== TASK REQUIREMENTS ==
Please set down the data again exactly, minus the pictures.

== RECORDS PROVIDED ==
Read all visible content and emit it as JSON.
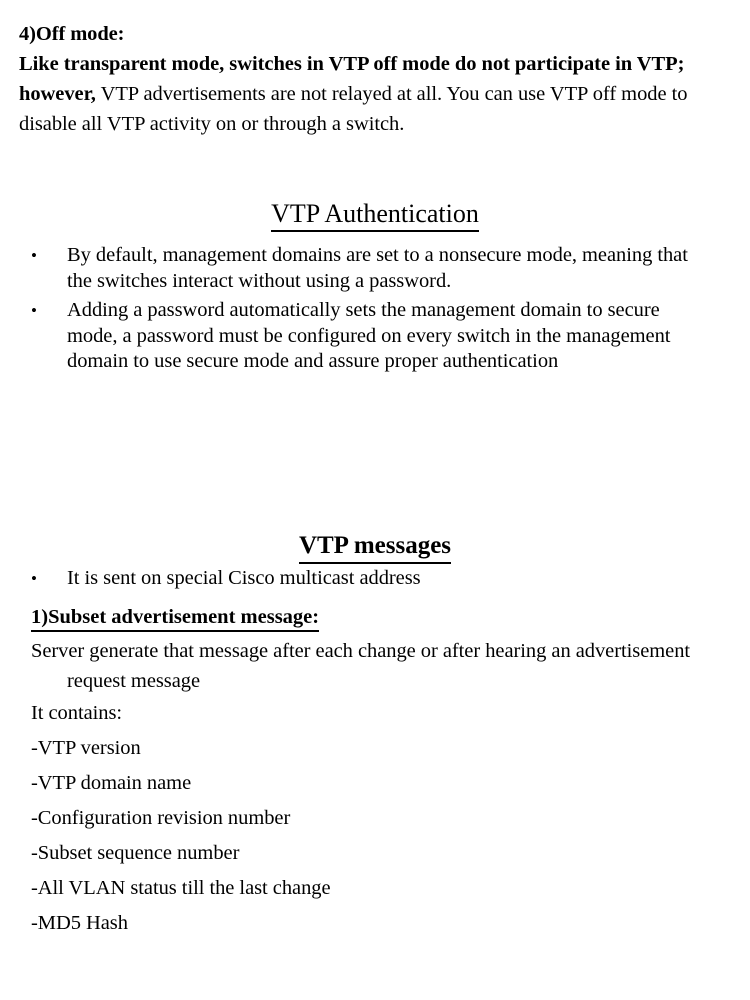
{
  "document": {
    "background_color": "#ffffff",
    "text_color": "#000000"
  },
  "off_mode_section": {
    "title": "4)Off mode:",
    "bold_lead": "Like transparent mode, switches in VTP off mode do not participate in VTP; however,",
    "body_rest": " VTP advertisements are not relayed at all. You can use VTP off mode to disable all VTP activity on or through a switch."
  },
  "authentication_section": {
    "heading": "VTP Authentication",
    "bullets": [
      "By default, management domains are set to a nonsecure mode, meaning that the switches interact without using a password.",
      "Adding a password automatically sets the management domain to secure mode, a password must be configured on every switch in the management domain to use secure mode and assure proper authentication"
    ]
  },
  "messages_section": {
    "heading": "VTP messages",
    "bullets": [
      "It is sent on special Cisco multicast address"
    ],
    "subheading": "1)Subset advertisement message:",
    "paragraph": "Server generate that message after each change or after hearing an advertisement request message",
    "contains_label": "It contains:",
    "contains_items": [
      "-VTP version",
      "-VTP domain name",
      "-Configuration revision number",
      "-Subset sequence number",
      "-All VLAN status till the last change",
      "-MD5 Hash"
    ]
  }
}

== RESPONSE TO THIS EXERCISE ==
Read all visible content and emit it as JSON.
{
  "document": {
    "background_color": "#ffffff",
    "text_color": "#000000"
  },
  "off_mode_section": {
    "title": "4)Off mode:",
    "bold_lead": "Like transparent mode, switches in VTP off mode do not participate in VTP; however,",
    "body_rest": " VTP advertisements are not relayed at all. You can use VTP off mode to disable all VTP activity on or through a switch."
  },
  "authentication_section": {
    "heading": "VTP Authentication",
    "bullets": [
      "By default, management domains are set to a nonsecure mode, meaning that the switches interact without using a password.",
      "Adding a password automatically sets the management domain to secure mode, a password must be configured on every switch in the management domain to use secure mode and assure proper authentication"
    ]
  },
  "messages_section": {
    "heading": "VTP messages",
    "bullets": [
      "It is sent on special Cisco multicast address"
    ],
    "subheading": "1)Subset advertisement message:",
    "paragraph": "Server generate that message after each change or after hearing an advertisement request message",
    "contains_label": "It contains:",
    "contains_items": [
      "-VTP version",
      "-VTP domain name",
      "-Configuration revision number",
      "-Subset sequence number",
      "-All VLAN status till the last change",
      "-MD5 Hash"
    ]
  }
}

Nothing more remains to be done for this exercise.